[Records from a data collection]
>>
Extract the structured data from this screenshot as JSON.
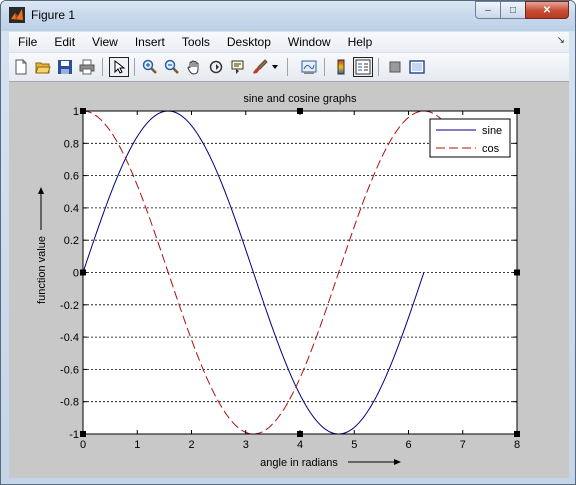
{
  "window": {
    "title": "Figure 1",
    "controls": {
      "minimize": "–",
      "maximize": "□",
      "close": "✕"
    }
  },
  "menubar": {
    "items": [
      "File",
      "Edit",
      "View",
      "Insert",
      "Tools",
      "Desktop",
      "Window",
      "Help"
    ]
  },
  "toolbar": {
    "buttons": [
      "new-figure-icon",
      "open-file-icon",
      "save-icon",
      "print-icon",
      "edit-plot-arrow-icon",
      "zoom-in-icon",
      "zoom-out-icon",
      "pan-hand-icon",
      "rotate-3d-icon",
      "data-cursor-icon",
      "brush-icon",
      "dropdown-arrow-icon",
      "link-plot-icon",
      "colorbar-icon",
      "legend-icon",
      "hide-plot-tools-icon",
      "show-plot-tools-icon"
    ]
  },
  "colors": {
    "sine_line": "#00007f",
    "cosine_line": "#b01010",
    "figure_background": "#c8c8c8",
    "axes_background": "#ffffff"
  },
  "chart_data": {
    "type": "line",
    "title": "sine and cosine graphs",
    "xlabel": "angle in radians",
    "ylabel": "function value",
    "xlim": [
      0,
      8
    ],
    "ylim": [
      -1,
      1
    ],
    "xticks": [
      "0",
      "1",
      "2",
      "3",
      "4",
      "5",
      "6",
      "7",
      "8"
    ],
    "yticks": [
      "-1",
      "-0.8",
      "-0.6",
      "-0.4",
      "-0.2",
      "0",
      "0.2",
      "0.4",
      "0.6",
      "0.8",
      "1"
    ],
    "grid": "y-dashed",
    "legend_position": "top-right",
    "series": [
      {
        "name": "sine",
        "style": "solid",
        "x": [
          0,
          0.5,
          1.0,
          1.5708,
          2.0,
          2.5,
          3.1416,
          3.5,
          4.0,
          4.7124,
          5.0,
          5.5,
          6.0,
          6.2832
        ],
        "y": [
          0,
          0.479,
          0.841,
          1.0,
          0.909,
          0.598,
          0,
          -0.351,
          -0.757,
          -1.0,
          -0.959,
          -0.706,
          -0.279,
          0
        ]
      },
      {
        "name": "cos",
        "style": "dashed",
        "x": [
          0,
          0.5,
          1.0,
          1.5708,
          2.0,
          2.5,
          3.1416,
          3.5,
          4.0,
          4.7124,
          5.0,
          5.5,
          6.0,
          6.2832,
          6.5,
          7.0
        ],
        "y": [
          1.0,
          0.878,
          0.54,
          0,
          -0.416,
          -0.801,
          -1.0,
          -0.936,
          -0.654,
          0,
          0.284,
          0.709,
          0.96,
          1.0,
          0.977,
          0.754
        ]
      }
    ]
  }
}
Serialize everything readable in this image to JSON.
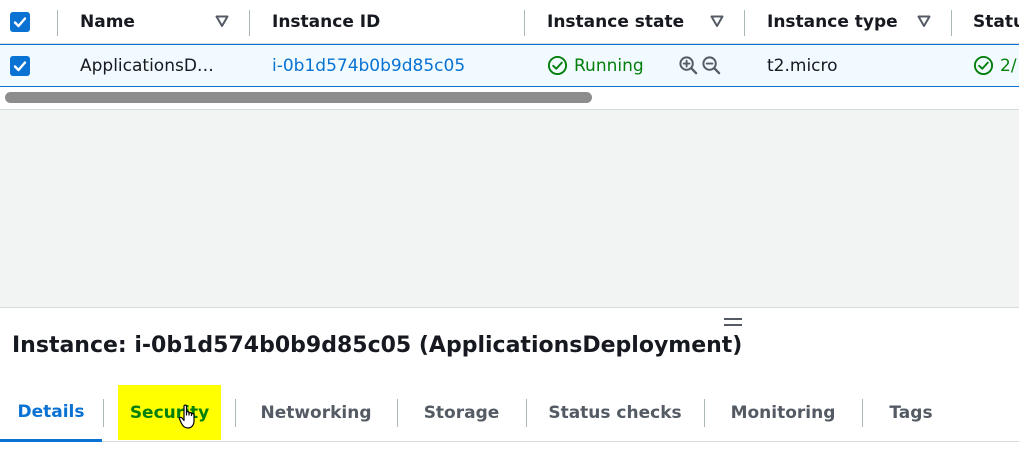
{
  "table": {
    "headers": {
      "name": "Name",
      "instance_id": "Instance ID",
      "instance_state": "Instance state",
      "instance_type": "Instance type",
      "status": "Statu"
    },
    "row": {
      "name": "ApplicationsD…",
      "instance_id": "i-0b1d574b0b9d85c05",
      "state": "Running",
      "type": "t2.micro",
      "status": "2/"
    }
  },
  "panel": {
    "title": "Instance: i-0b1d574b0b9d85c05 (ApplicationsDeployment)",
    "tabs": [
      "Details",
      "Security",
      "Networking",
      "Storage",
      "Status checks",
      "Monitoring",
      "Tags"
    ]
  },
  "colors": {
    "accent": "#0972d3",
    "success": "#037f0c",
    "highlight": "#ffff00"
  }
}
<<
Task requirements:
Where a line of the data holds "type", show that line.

The answer:
    "type": "line",
      "instance_type": "Instance type",
      "type": "t2.micro",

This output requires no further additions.